It’s time for another postcard on the Diaries!
You may recall that last fall I decided to add a bit of colour and variety to my blog by soliciting “postcards” from fellow interpreters from around the world. The first postcard I received gave readers an up-close look at the interpreting market in Toronto, Canada. Today, I’ll be sharing a postcard from Caracas, Venezuela.
The members of Avinc, the Venezuelan Association of Conference Interpreters, got together to draft some replies to my questions about the life of a conference interpreter in Venezuela. My thanks to Isabel Pieretti -Restrepo, María Pereda, Loló Gil, Danute Rosales, Raquel Yaker, Celina Romero and Angélica Márquez for all their help, and to Loló Gil for this lovely photo of Caracas!
You’re sending this postcard from Caracas. Tell me briefly about this place.
I am sending this postcard from Caracas, Venezuela, South America. The city is in a valley flanked by our magnificent Cerro El Avila – a mountain that silently watches the busy city life.
Describe for me a typical week in the working life of Avinc’s members.
Avinc groups 35 conference interpreters and among our members we also have teachers, translators, and liaison interpreters. We feel very proud to count among our members some of the first Venezuelan interpreters, people who have over 40 years of experience and who are still very active.
The majority of work in Venezuela is freelance. As in many other countries, conference activity ebbs and flows during the year. Also, some sectors concentrate their meetings and conferences in a certain season. The typical interpreting job begins with a call from a direct client or maybe a sound company for a specific event. The call might come months in advance or the day before. Usually you are given the name of the conference and, sometimes, the name of the speaker. The majority of events take place in local hotels, and more recently, in clients’ offices, although it is not rare to be asked to go to a plant or some other industrial facility. Week-long conferences are not as frequent as they used to be and the majority of jobs are one or two days long.
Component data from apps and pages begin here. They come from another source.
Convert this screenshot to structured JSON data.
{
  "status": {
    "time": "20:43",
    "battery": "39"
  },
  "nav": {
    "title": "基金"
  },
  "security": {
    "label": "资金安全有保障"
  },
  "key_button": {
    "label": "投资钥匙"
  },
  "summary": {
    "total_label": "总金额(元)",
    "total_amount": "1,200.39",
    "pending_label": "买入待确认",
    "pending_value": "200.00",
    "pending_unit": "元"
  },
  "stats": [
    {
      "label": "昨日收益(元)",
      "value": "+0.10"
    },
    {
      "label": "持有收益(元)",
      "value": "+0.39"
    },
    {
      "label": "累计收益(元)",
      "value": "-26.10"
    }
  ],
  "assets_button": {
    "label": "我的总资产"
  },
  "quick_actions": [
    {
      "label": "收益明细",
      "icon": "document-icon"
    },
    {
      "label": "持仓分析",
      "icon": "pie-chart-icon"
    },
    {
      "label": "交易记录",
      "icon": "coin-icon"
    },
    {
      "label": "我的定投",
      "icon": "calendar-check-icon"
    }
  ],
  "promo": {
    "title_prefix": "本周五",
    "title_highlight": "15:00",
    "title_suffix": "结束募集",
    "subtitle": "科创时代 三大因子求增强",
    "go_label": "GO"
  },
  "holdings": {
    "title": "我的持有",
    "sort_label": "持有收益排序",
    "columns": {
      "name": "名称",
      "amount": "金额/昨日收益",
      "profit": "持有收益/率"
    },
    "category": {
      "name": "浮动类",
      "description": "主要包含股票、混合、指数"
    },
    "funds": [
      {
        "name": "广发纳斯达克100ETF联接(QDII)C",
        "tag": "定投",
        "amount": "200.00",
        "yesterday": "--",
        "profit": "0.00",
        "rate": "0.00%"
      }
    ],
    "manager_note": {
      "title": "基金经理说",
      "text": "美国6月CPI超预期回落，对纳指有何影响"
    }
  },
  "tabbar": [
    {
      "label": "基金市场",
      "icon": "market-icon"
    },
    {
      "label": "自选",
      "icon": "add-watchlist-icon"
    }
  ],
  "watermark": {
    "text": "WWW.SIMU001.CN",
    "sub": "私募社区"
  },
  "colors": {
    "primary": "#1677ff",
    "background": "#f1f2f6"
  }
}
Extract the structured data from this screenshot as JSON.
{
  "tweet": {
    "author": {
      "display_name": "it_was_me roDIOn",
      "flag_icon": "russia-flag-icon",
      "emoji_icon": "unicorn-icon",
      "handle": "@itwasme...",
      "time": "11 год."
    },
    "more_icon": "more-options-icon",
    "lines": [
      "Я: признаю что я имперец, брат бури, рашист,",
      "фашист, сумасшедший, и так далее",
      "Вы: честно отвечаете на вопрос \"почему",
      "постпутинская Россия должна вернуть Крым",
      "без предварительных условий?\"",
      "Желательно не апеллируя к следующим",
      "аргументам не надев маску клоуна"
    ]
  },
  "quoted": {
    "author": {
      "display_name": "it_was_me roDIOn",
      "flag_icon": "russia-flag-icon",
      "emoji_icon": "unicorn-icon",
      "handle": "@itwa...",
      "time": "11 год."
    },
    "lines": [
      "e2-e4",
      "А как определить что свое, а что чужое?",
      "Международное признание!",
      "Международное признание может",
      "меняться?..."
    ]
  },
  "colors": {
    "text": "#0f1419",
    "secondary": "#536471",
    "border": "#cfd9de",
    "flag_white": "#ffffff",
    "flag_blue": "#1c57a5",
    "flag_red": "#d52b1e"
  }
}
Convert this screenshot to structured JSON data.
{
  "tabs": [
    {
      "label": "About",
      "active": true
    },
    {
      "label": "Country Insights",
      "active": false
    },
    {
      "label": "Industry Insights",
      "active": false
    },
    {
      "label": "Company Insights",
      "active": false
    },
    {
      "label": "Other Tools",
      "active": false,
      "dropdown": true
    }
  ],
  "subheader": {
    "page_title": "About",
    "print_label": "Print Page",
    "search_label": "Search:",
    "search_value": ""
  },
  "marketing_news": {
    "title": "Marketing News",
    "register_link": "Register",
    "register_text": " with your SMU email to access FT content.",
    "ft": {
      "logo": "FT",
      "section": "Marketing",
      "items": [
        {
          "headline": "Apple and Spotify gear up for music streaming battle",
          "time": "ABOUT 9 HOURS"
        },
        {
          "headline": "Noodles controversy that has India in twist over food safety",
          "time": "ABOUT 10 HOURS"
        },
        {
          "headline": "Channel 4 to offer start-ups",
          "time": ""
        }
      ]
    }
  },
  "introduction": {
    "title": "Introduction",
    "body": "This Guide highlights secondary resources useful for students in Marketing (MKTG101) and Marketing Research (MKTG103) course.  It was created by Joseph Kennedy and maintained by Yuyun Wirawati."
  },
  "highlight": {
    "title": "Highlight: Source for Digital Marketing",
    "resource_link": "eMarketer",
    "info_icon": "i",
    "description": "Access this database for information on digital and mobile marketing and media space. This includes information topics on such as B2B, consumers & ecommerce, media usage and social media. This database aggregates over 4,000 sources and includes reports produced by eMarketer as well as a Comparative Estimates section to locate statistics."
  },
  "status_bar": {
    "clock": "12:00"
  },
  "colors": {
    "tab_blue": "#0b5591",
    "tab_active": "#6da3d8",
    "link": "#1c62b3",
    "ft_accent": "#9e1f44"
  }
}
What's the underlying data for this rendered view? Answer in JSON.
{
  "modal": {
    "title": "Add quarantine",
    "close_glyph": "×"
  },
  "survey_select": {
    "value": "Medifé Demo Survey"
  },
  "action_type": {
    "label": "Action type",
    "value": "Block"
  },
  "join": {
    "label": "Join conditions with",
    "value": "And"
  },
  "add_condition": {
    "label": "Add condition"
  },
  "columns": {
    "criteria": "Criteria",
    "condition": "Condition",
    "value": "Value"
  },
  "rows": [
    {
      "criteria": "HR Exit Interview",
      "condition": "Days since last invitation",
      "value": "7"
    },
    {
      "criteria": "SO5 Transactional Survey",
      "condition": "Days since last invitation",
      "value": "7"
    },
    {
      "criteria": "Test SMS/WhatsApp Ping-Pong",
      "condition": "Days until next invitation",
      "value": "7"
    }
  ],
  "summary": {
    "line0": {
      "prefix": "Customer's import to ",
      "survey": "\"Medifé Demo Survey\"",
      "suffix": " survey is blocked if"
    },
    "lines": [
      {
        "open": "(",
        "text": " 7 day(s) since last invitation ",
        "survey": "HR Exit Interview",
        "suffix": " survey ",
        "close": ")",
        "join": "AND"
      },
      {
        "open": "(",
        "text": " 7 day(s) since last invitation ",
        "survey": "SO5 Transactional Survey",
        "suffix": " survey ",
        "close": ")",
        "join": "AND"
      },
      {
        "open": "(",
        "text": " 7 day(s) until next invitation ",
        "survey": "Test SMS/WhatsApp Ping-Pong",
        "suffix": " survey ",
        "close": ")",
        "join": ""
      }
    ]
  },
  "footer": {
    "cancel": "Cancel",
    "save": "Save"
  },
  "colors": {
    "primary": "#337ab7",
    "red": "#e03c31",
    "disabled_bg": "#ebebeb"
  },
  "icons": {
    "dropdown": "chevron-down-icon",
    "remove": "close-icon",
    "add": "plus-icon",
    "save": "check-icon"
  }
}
What opportunities would you say exist for conference interpreters in Venezuela?
Currently, our economy is not doing very well and there are not as many job opportunities as there used to be. Also, the quality of Venezuelan interpreters is very high and you have to prove yourself over and over again.
What would you tell a new conference interpreter on the scene to look out for?
Our advice to anyone who wants to be a conference interpreter in Venezuela is to study and prepare and always try to strive for excellence.
What are the main languages used on this market?
English, Spanish, Portuguese, and French. Currently, some jobs require Chinese, Arab, Russian, and Persian (Farsi), but interpreters in these languages have to be brought in from other countries.
Who are the main institutional / private market employers? Is Venezuela a conference destination?
The main institutional market is PDVSA (our National oil company), as well as other governmental institutions. SELA, OAS, and some UN organizations and specialized agencies also hold meetings and conferences in the country. The private market includes companies, medical associations, universities, etc.
Venezuela used to be a conference destination due to its privileged geographic situation. However, currently, things have slowed down.
What sort of training opportunities exist in Venezuela for language specialists? Are there established interpreting schools? Where will conference interpreters working in Venezuela have trained? Where do graduates of the schools go?
The Central University of Venezuela (UCV) offers a degree in interpreting and translation, which begins with language teaching. Students must choose a combination of two foreign languages from English, French, German, Italian, and Portuguese. Many of Avinc’s members were trained in the Central University and are excellent interpreters. Private institutions offering interpreting no longer exist owing to different market and commercial reasons. The Metropolitan University (in Caracas), The Arturo Michelena University (in Valencia), and the Andean University (in Mérida) offer translation courses, as well. The UCV has graduated over 300 professionals in the last 30 years of existence, most of which are currently active in the country and even in the United States, Canada and countries of the European Union. Many others have moved on to undertake managerial positions, teaching, and editorial activities.
What features do you think make Venezuela unique as an interpreting market? Are you familiar with any other markets that you could compare Venezuela with?
Our market is very small and shrinking, unlike that of neighboring countries, which are booming. We have no unique feature, and the topics of conferences are extremely varied.
How about AIIC or other interpreter associations? Is there much association activity in Venezuela?
Avinc is modeled after AIIC and TAALS. Many of our members also belong to these associations. Avinc was created to protect its members from unethical working conditions and is considered the benchmark for good practices in Venezuela. Our association organizes general interest talks and events for its members and holds regular meetings along the year. Currently, our President is Kirsten Runge, the Vice-President is Raquel Yaker, and the Secretary is María Pereda.
Venezuela is part of AIIC’s South American Region. Eleven of our members are also AIIC members. Two of our colleagues, Angélica Márquez and Martha Briceño, held the positions of AIIC South America’s Regional Bureau Council Member and Regional Secretary, respectively in 2008. In Venezuela, AIIC members’ meetings are usually organized together with Colombia and Ecuador.